A draft report suggests Sadiq Khan misled the public about potential benefits of Ulez.
The Advertising Standards Authority (ASA) is set to criticise Transport for London (TfL) for “misleading” claims about the expansion of the Ulez zone.
It comes after hundreds of people complained that the Mayor of London’s transport authority exaggerated the extent to which the ultra low emission zone would “clear up” the capital’s air quality.
It is estimated that £9million was spent on a “marketing blitz” ahead of the controversial Ulez expansion.
The advertising watchdog’s recommendations state that two complaints about two radio adverts and one in a newspaper are to be upheld
One campaigner who complained to the watchdog about the adverts said the nine-page document shows Khan “lied” about the impact Ulez would have on pollution.
The report, marked “classified”, was leaked to press after it was sent to interested parties before any potential amendments, ratification and publication. The advertising watchdog’s recommendations state that two complaints about two radio adverts and one in a newspaper are to be upheld.

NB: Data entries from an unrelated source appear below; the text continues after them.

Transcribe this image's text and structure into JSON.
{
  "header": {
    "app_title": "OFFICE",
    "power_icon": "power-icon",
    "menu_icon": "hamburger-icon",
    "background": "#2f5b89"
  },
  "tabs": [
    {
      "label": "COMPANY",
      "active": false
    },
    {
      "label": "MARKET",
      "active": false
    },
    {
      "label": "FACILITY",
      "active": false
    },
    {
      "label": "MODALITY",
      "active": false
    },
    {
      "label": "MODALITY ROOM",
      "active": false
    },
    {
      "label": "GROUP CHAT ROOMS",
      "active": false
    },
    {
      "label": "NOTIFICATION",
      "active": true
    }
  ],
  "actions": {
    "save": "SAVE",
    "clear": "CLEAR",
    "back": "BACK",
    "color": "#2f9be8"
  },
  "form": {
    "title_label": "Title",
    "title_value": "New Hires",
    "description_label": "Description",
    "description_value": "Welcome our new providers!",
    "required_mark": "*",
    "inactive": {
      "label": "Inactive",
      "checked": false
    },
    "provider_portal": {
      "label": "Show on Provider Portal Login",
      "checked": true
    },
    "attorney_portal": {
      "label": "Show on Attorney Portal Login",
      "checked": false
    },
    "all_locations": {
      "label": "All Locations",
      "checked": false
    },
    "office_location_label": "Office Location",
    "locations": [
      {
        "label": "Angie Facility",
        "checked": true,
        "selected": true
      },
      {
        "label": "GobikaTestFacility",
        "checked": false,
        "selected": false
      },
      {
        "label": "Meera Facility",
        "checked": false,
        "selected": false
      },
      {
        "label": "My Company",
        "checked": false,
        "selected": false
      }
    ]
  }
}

A total of 578 people contacted the ASA to “challenge” TfL to prove its adverts’ claims, which were broadcast and published between January and June this year.
The authors conclude: “We told Transport for London to ensure that the basis of all environmental claims was made clear and reminded them to ensure that appropriate evidence was held to support all objective claims.”
A report from the ASA about ULEZ advertising has been leaked to press
The ASA’s investigation, it found two adverts were “misleading” because they “did not clarify” claims NO2 levels had “reduced by nearly half” as a result of Ulez, and were based on “estimates or modelled scenarios” and not “actual figures”.
The investigators wrote: “In the absence of qualifying information, consumers were likely to understand that the claims were based on actual figures, not estimates or modelled scenarios, and that NO2 concentrations had been seen to reduce by almost a half since the central London Ulez was implemented.“
Although evidence gathered from actual data indicated that there had been a reduction in NO2 levels since the implementation of the Ulez, it did not show that actual NO2 levels had reduced by almost half.“
Because the ads did not clarify that the claims were based on modelled scenarios, and further that actual data collected had not demonstrated a NO2 reduction to the extent claimed, we concluded that the ads were likely to mislead.”
A TfL spokesperson said: “The ASA is not challenging the science… the science is absolutely clear about the significant harm of air pollution on people’s health and that estimated premature deaths from air pollution are higher in outer London than in inner London.
“We are confident that the advertisement is accurate.
“Scientific analysis based on modelled scenarios and estimates is standard practice in the scientific community. We are meeting with the ASA to take them through the data and explain in detail how it is used.“
It remains the case that the expansion of the ultra low emission zone is playing a crucial role in the reduction of air pollution – improving air quality for everyone in London and reducing the harms to health associated with vehicle emissions.”
The expansion to the scheme has proved controversial
The ASA refused to comment on the leaked document.
However, a source stressed that the final ruling had not yet been issued and so the findings could change.
It is understood the ruling could be issued officially in the next few weeks.
Three other complaints about two other adverts were not upheld in the draft report.